What about in multiple POV? Well, in multiple, you're always (or should be always) in someone's POV. You just shift within a scene to another POV as needed. So whatever character's POV you're in at that moment should dictate what descriptor is used, and yeah, that can mean "her opponent" or "the other woman" refer to different people at different times in the scene. I think as long as you are deep in a character's POV -before- that point, the reader will follow no problem.

What do you all think?


Dave Shaw said...

'The opponent' is a descriptor that would work in this scene - in fact, I think I did use it someplace in there, although I don't remember if it's still in the current draft. Sally wouldn't think of Podgorny as 'Ilsa' yet, both because they're barely acquainted and because Podgorny is a Marine private, whereas Sally's a Fleet officer. Like most new officers, Sally's still pretty rigid about military protocol. I've used 'the taller woman' (Sally's very height conscious, since she's less than 5 feet tall) and 'the other woman', as well as 'the Marine'. I'm not sure how well I've done with it, but I have this chapter out to my crit group now, so we'll see what they think.

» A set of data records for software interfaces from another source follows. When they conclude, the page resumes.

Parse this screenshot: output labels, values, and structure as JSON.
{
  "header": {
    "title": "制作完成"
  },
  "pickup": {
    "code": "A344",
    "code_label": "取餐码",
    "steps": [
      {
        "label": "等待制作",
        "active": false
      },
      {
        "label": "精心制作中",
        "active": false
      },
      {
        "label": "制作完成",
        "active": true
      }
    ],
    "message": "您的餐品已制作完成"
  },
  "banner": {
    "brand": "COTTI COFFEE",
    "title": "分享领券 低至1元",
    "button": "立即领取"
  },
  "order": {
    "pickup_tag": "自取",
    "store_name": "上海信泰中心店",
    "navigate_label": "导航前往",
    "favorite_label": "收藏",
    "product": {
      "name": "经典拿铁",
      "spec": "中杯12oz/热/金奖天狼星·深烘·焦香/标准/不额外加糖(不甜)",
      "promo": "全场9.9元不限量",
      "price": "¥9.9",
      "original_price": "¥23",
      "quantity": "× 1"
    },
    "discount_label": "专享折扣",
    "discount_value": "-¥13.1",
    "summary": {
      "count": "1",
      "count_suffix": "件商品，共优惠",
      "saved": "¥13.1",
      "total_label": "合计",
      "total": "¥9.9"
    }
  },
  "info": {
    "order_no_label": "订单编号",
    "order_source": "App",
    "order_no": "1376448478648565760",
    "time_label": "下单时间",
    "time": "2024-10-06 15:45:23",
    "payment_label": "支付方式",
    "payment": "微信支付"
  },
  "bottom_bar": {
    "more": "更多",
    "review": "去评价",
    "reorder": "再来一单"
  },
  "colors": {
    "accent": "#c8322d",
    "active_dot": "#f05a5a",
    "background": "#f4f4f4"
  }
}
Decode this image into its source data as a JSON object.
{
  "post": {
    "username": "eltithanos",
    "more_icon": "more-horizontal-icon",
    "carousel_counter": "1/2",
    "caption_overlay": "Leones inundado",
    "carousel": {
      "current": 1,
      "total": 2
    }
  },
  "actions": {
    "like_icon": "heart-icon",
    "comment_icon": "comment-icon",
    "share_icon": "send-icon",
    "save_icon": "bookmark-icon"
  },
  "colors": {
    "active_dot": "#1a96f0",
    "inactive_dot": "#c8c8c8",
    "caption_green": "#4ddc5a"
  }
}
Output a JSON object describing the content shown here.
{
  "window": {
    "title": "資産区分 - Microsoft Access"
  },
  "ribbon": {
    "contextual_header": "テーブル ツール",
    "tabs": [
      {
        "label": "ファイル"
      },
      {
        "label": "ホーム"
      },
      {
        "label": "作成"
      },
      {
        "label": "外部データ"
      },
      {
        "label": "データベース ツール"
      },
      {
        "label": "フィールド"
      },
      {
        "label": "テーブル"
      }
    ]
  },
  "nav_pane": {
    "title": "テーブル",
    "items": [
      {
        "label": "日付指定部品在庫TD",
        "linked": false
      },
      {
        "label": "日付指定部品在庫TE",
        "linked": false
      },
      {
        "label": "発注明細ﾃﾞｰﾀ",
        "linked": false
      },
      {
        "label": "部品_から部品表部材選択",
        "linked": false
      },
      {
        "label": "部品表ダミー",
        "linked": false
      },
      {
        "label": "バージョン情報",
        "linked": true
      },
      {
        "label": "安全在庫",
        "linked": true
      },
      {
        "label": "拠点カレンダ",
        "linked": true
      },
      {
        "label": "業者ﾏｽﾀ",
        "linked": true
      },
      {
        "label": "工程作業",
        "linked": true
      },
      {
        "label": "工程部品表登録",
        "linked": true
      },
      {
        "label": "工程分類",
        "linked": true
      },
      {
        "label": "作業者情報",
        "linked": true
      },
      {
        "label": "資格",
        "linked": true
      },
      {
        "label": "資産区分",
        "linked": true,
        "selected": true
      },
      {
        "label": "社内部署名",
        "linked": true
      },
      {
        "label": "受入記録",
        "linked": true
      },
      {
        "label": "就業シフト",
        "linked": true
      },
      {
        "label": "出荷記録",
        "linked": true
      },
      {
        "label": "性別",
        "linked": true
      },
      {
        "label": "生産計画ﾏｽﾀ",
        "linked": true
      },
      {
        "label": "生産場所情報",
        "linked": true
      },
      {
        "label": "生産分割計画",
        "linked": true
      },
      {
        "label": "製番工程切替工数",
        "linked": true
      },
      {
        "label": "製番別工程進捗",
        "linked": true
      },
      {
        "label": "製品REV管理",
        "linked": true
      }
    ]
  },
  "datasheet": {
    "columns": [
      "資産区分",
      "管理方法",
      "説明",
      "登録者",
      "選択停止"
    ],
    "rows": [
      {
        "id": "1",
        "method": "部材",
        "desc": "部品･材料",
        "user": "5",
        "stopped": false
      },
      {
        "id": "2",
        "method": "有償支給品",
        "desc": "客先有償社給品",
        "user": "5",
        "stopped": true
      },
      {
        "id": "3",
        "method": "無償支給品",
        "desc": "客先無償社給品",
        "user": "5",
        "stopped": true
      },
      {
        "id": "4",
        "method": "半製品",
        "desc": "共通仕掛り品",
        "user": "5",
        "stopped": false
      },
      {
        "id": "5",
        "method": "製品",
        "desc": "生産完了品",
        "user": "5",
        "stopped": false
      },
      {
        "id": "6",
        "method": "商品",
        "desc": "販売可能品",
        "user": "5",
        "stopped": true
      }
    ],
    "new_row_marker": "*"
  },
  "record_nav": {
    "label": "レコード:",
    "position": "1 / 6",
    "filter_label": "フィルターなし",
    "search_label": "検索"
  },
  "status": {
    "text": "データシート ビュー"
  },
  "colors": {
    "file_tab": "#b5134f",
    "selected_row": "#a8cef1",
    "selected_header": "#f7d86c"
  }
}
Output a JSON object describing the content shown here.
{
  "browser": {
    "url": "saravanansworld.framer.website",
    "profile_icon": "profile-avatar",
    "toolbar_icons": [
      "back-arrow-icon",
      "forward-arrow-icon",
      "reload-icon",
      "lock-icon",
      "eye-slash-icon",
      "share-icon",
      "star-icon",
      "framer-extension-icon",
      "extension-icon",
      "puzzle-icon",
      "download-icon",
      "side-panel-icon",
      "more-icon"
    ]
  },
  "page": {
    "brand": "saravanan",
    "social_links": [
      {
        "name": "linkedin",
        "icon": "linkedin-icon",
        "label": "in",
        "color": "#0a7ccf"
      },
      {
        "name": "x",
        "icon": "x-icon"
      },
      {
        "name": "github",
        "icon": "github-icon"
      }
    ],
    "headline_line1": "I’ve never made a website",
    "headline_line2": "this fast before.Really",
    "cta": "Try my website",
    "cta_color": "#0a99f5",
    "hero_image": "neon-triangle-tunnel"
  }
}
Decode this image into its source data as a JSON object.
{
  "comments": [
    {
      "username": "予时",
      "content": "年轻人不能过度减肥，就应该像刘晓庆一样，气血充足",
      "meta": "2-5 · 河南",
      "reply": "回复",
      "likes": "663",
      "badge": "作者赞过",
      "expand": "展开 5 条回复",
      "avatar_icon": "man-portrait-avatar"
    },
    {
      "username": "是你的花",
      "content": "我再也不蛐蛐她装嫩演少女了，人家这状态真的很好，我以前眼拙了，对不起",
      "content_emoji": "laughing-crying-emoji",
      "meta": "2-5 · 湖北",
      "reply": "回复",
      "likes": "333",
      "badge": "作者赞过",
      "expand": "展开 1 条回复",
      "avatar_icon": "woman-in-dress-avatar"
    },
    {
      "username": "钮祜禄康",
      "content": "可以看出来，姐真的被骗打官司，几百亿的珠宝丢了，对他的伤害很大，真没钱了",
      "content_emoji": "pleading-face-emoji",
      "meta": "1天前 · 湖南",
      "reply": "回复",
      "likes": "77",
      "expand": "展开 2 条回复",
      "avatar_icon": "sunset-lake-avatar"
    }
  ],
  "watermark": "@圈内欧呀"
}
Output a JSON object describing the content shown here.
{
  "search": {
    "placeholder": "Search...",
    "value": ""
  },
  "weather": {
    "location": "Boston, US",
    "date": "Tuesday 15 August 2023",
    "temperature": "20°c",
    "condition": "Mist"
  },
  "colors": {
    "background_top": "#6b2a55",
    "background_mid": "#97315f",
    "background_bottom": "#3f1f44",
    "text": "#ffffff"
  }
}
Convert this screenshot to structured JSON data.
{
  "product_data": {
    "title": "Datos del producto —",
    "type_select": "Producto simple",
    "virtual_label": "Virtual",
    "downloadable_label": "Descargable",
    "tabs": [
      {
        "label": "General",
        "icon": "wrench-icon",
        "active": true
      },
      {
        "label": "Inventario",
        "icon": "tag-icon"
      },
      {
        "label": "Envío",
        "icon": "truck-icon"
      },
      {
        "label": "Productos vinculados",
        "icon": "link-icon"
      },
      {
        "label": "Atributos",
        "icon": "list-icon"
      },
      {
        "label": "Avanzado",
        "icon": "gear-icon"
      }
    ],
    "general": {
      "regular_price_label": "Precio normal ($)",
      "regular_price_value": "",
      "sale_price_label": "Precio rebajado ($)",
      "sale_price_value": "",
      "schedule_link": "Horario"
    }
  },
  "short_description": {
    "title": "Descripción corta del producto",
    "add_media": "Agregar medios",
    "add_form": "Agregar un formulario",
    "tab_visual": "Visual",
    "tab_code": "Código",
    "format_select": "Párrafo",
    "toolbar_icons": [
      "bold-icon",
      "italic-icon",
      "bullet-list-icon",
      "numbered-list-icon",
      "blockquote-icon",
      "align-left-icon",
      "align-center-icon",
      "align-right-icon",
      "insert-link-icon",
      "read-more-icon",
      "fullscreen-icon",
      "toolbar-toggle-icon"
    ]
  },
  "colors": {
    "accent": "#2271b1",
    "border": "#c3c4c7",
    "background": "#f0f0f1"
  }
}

I tend to shy away from descriptors based on things like hair color, since when I'm reading I'm not good at remembering things like that unless they're repeated fairly frequently. Is that another foible unique to me, or do others have the same issue?

C.L. Gray said...

Maybe the reason the multiple discriptor for Sprague worked so well in the Gore Vidal scene I mentioned before is that even though technically the scene is in Hay's POV, Vidal really employs an omniscient POV. Sometimes, the reader has to search to find which character's POV a scene is actually in. (At least that is my take on this novel) Vidal places his descriptors in the scene strategically... so there is no confusion.

writtenwyrdd said...

Wonderfully clear explanation. I try to stay in deep pov anyhow, but it's easier to write that way rather than omniscient because you can keep the character references clear more simply with deep pov.

My question to you is about headhopping, commonly found in romances. Switching from one character's head to the other's can be done fairly well sometimes, but I personally find that device loathsome. As an editor, do you find this pov treatment (that's my nice word for it) viable in any other type of writing?

Dave Shaw said...

writtenwyrdd, you should read Alicia's book - it covers that particular point and many others very well.